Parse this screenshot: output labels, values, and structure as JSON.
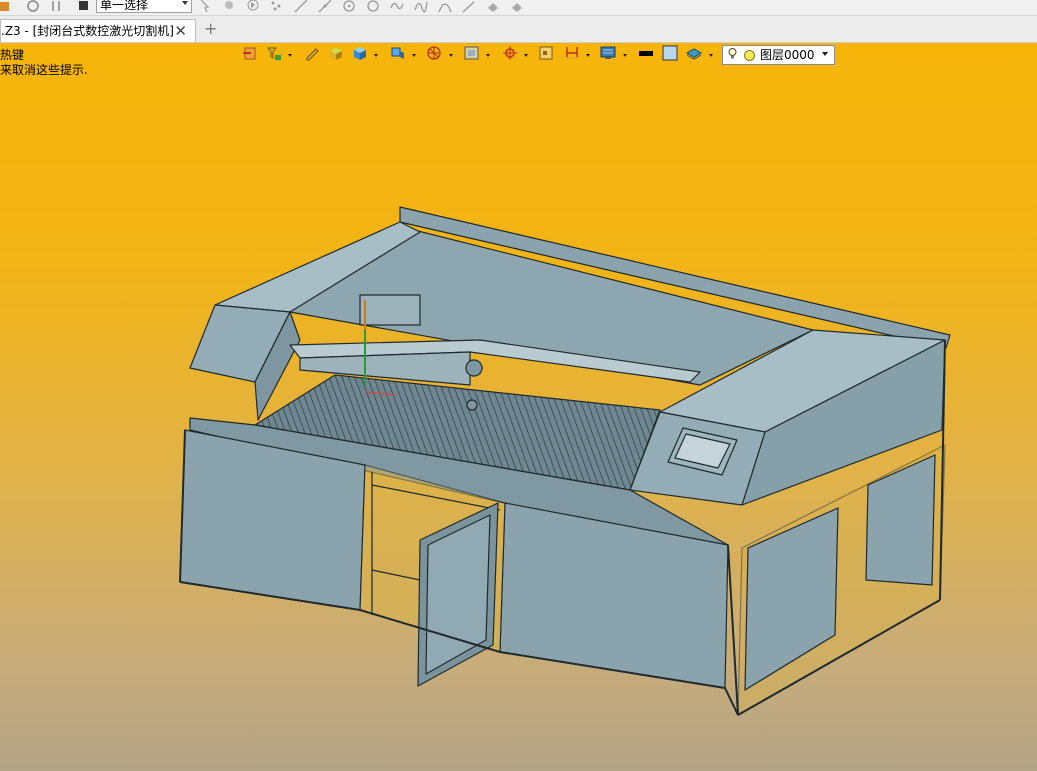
{
  "toolbar": {
    "selection_mode": "单一选择"
  },
  "tabs": [
    {
      "title": ".Z3 - [封闭台式数控激光切割机]",
      "close_icon": "close-icon"
    }
  ],
  "new_tab_label": "+",
  "hints": {
    "line1": "热键",
    "line2": "来取消这些提示."
  },
  "layer": {
    "current": "图层0000"
  },
  "colors": {
    "viewport_top": "#f7b50a",
    "viewport_bottom": "#b3a487",
    "model_panel": "#8fa9b2",
    "model_edge": "#1f2a2e",
    "panel_light": "#a6bcc4"
  },
  "icons": [
    "undo-icon",
    "redo-icon",
    "stop-icon",
    "select-pointer-icon",
    "point-icon",
    "play-icon",
    "line-icon",
    "arc-icon",
    "circle-icon",
    "curve-icon",
    "spline-icon",
    "bridge-icon",
    "orange-export-icon",
    "layer-filter-icon",
    "pencil-icon",
    "box-face-icon",
    "cube-icon",
    "shaded-cube-icon",
    "render-sphere-icon",
    "view-frame-icon",
    "crosshair-icon",
    "square-icon",
    "dimension-icon",
    "display-icon",
    "black-color-icon",
    "light-blue-color-icon",
    "layer-stack-icon",
    "lightbulb-icon"
  ]
}
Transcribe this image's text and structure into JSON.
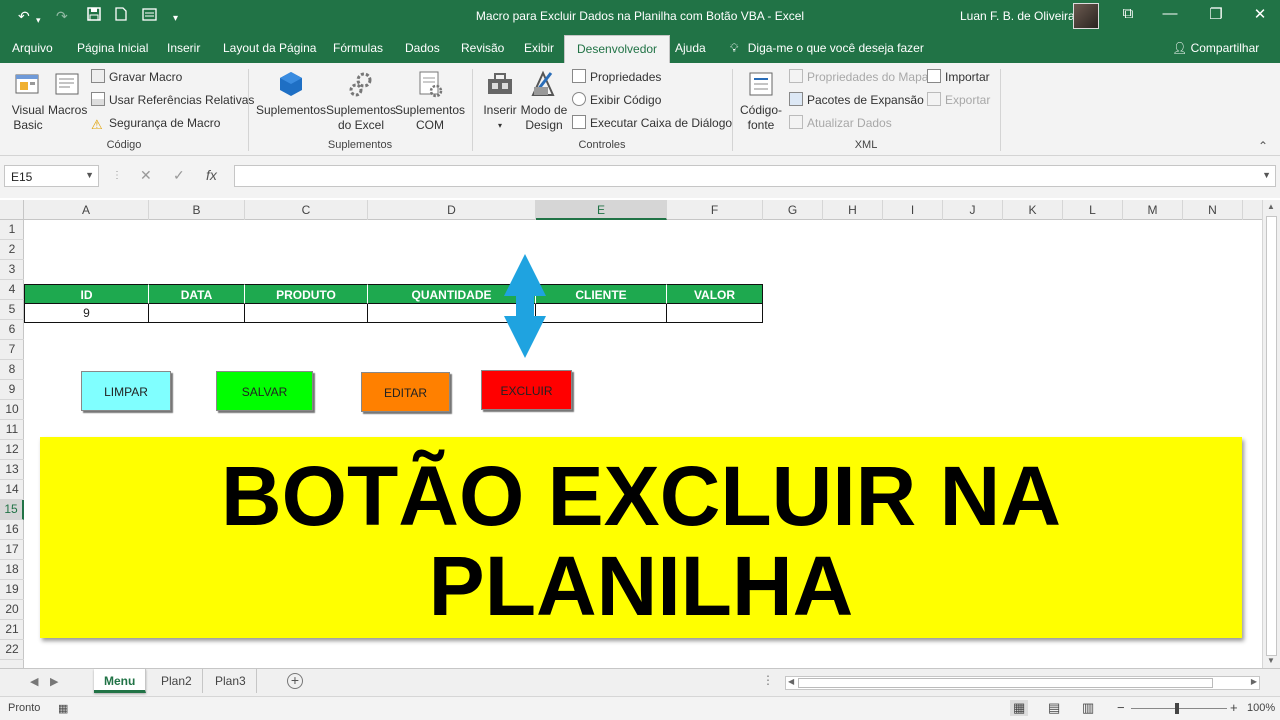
{
  "window": {
    "title": "Macro para Excluir Dados na Planilha com Botão VBA  -  Excel",
    "user": "Luan F. B. de Oliveira"
  },
  "quick_access": {
    "undo_icon": "undo-icon",
    "redo_icon": "redo-icon",
    "save_icon": "save-icon",
    "new_icon": "new-file-icon",
    "form_icon": "form-icon",
    "more_icon": "chevron-down-icon"
  },
  "tabs": [
    "Arquivo",
    "Página Inicial",
    "Inserir",
    "Layout da Página",
    "Fórmulas",
    "Dados",
    "Revisão",
    "Exibir",
    "Desenvolvedor",
    "Ajuda"
  ],
  "active_tab": "Desenvolvedor",
  "tell_me": "Diga-me o que você deseja fazer",
  "share": "Compartilhar",
  "ribbon": {
    "codigo": {
      "label": "Código",
      "visual_basic": "Visual\nBasic",
      "macros": "Macros",
      "gravar_macro": "Gravar Macro",
      "usar_ref": "Usar Referências Relativas",
      "seguranca": "Segurança de Macro"
    },
    "suplementos": {
      "label": "Suplementos",
      "suplementos": "Suplementos",
      "suplementos_excel": "Suplementos\ndo Excel",
      "suplementos_com": "Suplementos\nCOM"
    },
    "controles": {
      "label": "Controles",
      "inserir": "Inserir",
      "modo_design": "Modo de\nDesign",
      "propriedades": "Propriedades",
      "exibir_codigo": "Exibir Código",
      "executar_caixa": "Executar Caixa de Diálogo"
    },
    "xml": {
      "label": "XML",
      "codigo_fonte": "Código-\nfonte",
      "propriedades_mapa": "Propriedades do Mapa",
      "pacotes": "Pacotes de Expansão",
      "atualizar": "Atualizar Dados",
      "importar": "Importar",
      "exportar": "Exportar"
    }
  },
  "name_box": "E15",
  "formula_value": "",
  "columns": [
    "A",
    "B",
    "C",
    "D",
    "E",
    "F",
    "G",
    "H",
    "I",
    "J",
    "K",
    "L",
    "M",
    "N"
  ],
  "selected_column": "E",
  "rows": [
    "1",
    "2",
    "3",
    "4",
    "5",
    "6",
    "7",
    "8",
    "9",
    "10",
    "11",
    "12",
    "13",
    "14",
    "15",
    "16",
    "17",
    "18",
    "19",
    "20",
    "21",
    "22"
  ],
  "selected_row": "15",
  "table": {
    "headers": [
      "ID",
      "DATA",
      "PRODUTO",
      "QUANTIDADE",
      "CLIENTE",
      "VALOR"
    ],
    "row": [
      "9",
      "",
      "",
      "",
      "",
      ""
    ]
  },
  "buttons": {
    "limpar": "LIMPAR",
    "salvar": "SALVAR",
    "editar": "EDITAR",
    "excluir": "EXCLUIR"
  },
  "banner": {
    "line1": "BOTÃO EXCLUIR NA",
    "line2": "PLANILHA"
  },
  "sheets": [
    "Menu",
    "Plan2",
    "Plan3"
  ],
  "active_sheet": "Menu",
  "status": {
    "ready": "Pronto",
    "zoom": "100%"
  },
  "colors": {
    "excel_green": "#217346",
    "header_green": "#1ea94f",
    "limpar": "#80ffff",
    "salvar": "#00ff00",
    "editar": "#ff8000",
    "excluir": "#ff0000",
    "banner": "#ffff00",
    "arrow": "#1fa3e0"
  }
}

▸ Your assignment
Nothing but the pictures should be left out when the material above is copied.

▸ Solution to this task
Parse this screenshot: output labels, values, and structure as JSON.
{
  "toolbar": {
    "selection_mode": "单一选择"
  },
  "tabs": [
    {
      "title": ".Z3 - [封闭台式数控激光切割机]",
      "close_icon": "close-icon"
    }
  ],
  "new_tab_label": "+",
  "hints": {
    "line1": "热键",
    "line2": "来取消这些提示."
  },
  "layer": {
    "current": "图层0000"
  },
  "colors": {
    "viewport_top": "#f7b50a",
    "viewport_bottom": "#b3a487",
    "model_panel": "#8fa9b2",
    "model_edge": "#1f2a2e",
    "panel_light": "#a6bcc4"
  },
  "icons": [
    "undo-icon",
    "redo-icon",
    "stop-icon",
    "select-pointer-icon",
    "point-icon",
    "play-icon",
    "line-icon",
    "arc-icon",
    "circle-icon",
    "curve-icon",
    "spline-icon",
    "bridge-icon",
    "orange-export-icon",
    "layer-filter-icon",
    "pencil-icon",
    "box-face-icon",
    "cube-icon",
    "shaded-cube-icon",
    "render-sphere-icon",
    "view-frame-icon",
    "crosshair-icon",
    "square-icon",
    "dimension-icon",
    "display-icon",
    "black-color-icon",
    "light-blue-color-icon",
    "layer-stack-icon",
    "lightbulb-icon"
  ]
}
Transcribe this image's text and structure into JSON.
{
  "window": {
    "title": "Macro para Excluir Dados na Planilha com Botão VBA  -  Excel",
    "user": "Luan F. B. de Oliveira"
  },
  "quick_access": {
    "undo_icon": "undo-icon",
    "redo_icon": "redo-icon",
    "save_icon": "save-icon",
    "new_icon": "new-file-icon",
    "form_icon": "form-icon",
    "more_icon": "chevron-down-icon"
  },
  "tabs": [
    "Arquivo",
    "Página Inicial",
    "Inserir",
    "Layout da Página",
    "Fórmulas",
    "Dados",
    "Revisão",
    "Exibir",
    "Desenvolvedor",
    "Ajuda"
  ],
  "active_tab": "Desenvolvedor",
  "tell_me": "Diga-me o que você deseja fazer",
  "share": "Compartilhar",
  "ribbon": {
    "codigo": {
      "label": "Código",
      "visual_basic": "Visual\nBasic",
      "macros": "Macros",
      "gravar_macro": "Gravar Macro",
      "usar_ref": "Usar Referências Relativas",
      "seguranca": "Segurança de Macro"
    },
    "suplementos": {
      "label": "Suplementos",
      "suplementos": "Suplementos",
      "suplementos_excel": "Suplementos\ndo Excel",
      "suplementos_com": "Suplementos\nCOM"
    },
    "controles": {
      "label": "Controles",
      "inserir": "Inserir",
      "modo_design": "Modo de\nDesign",
      "propriedades": "Propriedades",
      "exibir_codigo": "Exibir Código",
      "executar_caixa": "Executar Caixa de Diálogo"
    },
    "xml": {
      "label": "XML",
      "codigo_fonte": "Código-\nfonte",
      "propriedades_mapa": "Propriedades do Mapa",
      "pacotes": "Pacotes de Expansão",
      "atualizar": "Atualizar Dados",
      "importar": "Importar",
      "exportar": "Exportar"
    }
  },
  "name_box": "E15",
  "formula_value": "",
  "columns": [
    "A",
    "B",
    "C",
    "D",
    "E",
    "F",
    "G",
    "H",
    "I",
    "J",
    "K",
    "L",
    "M",
    "N"
  ],
  "selected_column": "E",
  "rows": [
    "1",
    "2",
    "3",
    "4",
    "5",
    "6",
    "7",
    "8",
    "9",
    "10",
    "11",
    "12",
    "13",
    "14",
    "15",
    "16",
    "17",
    "18",
    "19",
    "20",
    "21",
    "22"
  ],
  "selected_row": "15",
  "table": {
    "headers": [
      "ID",
      "DATA",
      "PRODUTO",
      "QUANTIDADE",
      "CLIENTE",
      "VALOR"
    ],
    "row": [
      "9",
      "",
      "",
      "",
      "",
      ""
    ]
  },
  "buttons": {
    "limpar": "LIMPAR",
    "salvar": "SALVAR",
    "editar": "EDITAR",
    "excluir": "EXCLUIR"
  },
  "banner": {
    "line1": "BOTÃO EXCLUIR NA",
    "line2": "PLANILHA"
  },
  "sheets": [
    "Menu",
    "Plan2",
    "Plan3"
  ],
  "active_sheet": "Menu",
  "status": {
    "ready": "Pronto",
    "zoom": "100%"
  },
  "colors": {
    "excel_green": "#217346",
    "header_green": "#1ea94f",
    "limpar": "#80ffff",
    "salvar": "#00ff00",
    "editar": "#ff8000",
    "excluir": "#ff0000",
    "banner": "#ffff00",
    "arrow": "#1fa3e0"
  }
}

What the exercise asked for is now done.